Auerbach also presented a separate national report that showed emergency department visits down by 50% in April, hospital revenue from outpatient services down by 50%, and physician office visits and services down more than 60% to 70%. Regional data showed hospital visits nationwide dropped between mid-March and mid-April before picking up again in late April and throughout May. New England and mid-Atlantic hospitals were hit the worst, experiencing a nearly 70% drop in visits in early April.
The MHPC survey also showed a smaller percentage of practices weighing the options of consolidating with other practices and hospitals, selling their practices or providing more services to generate revenue.
Behavioral health providers were less likely to consider reducing their staff, with 32% considering furloughs and layoffs, and 27% looking at possibly cutting salaries. Many were more inclined to cut services, with 40% saying they were considering such an option, compared to 41% who said they were considering “other” measures.
Practices nationwide and worldwide are faced with challenging economic circumstances from having to defer and delay routine procedures such as elective surgeries, costing them streams of revenue they heavily depend on. Many have resorted to using telehealth services to reclaim some revenue and make diagnoses and prescribe treatments for cases that cannot wait. The economic toll of the pandemic, however, has left healthcare leaders doubtful about their financial situation by the end of 2020

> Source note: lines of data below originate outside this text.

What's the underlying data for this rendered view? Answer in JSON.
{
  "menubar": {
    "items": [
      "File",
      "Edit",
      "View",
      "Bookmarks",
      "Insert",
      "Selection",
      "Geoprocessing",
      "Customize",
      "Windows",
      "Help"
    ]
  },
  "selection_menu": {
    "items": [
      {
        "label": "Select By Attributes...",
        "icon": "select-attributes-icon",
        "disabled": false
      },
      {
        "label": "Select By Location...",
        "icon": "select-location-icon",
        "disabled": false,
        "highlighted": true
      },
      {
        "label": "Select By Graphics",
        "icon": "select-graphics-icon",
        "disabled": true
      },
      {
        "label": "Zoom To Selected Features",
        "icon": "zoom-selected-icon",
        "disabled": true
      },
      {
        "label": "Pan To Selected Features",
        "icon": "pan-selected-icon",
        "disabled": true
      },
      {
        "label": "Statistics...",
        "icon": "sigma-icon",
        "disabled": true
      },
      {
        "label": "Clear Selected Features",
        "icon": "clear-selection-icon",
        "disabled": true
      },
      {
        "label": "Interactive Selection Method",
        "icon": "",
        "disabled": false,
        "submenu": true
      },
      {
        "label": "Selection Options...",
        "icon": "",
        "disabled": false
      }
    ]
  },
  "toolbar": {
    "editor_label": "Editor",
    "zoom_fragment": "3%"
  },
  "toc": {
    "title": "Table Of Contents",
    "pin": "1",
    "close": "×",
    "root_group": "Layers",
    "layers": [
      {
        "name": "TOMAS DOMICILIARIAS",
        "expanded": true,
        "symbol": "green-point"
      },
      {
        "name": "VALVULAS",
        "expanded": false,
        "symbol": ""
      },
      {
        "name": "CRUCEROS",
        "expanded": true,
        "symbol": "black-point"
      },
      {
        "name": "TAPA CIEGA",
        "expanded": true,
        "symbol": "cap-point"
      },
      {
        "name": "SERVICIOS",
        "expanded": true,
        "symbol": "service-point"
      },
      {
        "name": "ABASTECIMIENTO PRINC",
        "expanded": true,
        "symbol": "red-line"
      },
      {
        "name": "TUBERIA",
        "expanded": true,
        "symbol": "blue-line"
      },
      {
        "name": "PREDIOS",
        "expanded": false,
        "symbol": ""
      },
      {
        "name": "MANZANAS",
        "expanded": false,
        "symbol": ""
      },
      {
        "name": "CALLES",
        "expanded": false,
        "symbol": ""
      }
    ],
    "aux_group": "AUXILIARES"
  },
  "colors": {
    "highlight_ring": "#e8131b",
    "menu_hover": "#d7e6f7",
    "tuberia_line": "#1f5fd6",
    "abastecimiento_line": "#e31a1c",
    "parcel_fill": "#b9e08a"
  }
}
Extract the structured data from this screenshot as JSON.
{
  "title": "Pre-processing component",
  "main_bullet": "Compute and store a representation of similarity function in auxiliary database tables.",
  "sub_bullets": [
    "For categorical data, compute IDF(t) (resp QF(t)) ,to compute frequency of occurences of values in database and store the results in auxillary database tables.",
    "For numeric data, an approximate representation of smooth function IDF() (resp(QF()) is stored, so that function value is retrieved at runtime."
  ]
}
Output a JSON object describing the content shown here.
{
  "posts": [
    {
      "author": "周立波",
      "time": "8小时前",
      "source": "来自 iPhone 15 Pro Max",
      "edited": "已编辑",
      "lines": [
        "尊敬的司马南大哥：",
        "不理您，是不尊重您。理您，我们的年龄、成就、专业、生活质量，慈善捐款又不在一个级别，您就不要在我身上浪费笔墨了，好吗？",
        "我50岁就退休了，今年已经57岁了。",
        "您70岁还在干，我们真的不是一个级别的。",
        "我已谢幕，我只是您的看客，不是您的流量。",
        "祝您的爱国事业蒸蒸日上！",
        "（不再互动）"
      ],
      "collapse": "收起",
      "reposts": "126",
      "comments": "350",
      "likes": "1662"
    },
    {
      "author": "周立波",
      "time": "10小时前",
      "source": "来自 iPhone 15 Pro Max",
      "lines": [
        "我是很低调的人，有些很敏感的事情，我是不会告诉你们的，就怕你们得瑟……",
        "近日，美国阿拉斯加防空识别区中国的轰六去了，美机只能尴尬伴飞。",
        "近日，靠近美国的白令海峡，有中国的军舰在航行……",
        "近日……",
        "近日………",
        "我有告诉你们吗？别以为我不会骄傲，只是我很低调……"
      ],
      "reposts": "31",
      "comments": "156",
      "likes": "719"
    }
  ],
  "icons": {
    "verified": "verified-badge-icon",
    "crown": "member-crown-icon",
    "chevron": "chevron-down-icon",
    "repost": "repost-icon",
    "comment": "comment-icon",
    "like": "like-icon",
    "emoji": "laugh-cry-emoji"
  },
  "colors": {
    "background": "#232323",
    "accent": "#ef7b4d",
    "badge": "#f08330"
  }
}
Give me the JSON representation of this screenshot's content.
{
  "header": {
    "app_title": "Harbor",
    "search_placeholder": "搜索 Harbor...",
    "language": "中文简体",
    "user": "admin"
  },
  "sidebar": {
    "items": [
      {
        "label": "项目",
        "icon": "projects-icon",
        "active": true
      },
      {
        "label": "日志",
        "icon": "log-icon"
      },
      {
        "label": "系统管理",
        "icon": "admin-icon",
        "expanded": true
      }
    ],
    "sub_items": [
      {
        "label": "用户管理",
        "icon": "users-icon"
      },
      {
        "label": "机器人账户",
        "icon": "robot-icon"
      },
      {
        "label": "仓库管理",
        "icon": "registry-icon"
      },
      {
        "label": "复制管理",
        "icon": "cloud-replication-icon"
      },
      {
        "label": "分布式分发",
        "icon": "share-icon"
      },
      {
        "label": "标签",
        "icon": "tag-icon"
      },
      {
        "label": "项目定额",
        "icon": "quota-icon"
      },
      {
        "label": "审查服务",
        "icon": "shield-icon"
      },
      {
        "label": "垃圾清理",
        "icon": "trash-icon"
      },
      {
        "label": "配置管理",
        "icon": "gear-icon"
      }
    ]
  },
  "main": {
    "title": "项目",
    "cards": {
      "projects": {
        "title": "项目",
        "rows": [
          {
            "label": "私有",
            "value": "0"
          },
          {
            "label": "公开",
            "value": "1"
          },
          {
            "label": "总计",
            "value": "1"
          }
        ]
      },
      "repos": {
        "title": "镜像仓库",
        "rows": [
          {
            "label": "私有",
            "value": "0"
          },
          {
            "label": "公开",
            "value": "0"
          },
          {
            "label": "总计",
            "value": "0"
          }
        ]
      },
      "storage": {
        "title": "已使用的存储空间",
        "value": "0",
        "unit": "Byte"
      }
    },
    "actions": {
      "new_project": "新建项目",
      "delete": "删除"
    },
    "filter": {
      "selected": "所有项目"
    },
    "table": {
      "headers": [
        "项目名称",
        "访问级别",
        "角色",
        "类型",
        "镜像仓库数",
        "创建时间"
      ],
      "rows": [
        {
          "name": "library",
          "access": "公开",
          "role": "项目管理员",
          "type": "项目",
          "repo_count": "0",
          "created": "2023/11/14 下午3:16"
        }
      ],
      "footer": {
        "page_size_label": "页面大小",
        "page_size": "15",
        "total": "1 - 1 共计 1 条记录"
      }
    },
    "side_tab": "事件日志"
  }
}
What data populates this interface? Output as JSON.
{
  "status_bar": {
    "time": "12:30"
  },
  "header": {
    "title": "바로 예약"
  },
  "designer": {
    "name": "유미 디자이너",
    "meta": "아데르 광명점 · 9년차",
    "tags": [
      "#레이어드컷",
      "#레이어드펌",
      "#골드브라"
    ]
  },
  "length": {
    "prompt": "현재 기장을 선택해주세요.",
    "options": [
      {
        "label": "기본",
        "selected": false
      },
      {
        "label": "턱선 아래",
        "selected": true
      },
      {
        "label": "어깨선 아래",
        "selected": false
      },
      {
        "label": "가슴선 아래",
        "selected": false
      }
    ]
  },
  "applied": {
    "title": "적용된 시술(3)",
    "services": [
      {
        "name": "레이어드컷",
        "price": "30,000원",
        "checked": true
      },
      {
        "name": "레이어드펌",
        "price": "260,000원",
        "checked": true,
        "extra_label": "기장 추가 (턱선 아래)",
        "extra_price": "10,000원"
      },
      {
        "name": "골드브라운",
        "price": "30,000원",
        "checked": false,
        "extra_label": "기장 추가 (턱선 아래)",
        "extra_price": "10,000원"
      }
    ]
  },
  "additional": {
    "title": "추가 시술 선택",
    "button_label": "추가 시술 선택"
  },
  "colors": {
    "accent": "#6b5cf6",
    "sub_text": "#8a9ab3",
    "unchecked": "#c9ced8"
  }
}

"For provider executives, the main area of uncertainty is specific to the recovery of patient volumes," Dr. Chuck Peck, a partner at Guidehouse and a former health system CEO, told HCB News last month regarding an analysis on revenue expectations. "As local and state legislators allow organizations to conduct elective procedures, will consumers avoid obtaining care, including in the emergency department, due to fear of contracting the virus? How will the economy impact consumer ability to afford and access care? Executives have also been left asking, 'how do we meet the demand for increased telehealth and remote work? Despite federal funding and relief sources, how will we overcome the significant operating gaps and struggles accessing capital from the loss of patient volumes and investment income?’"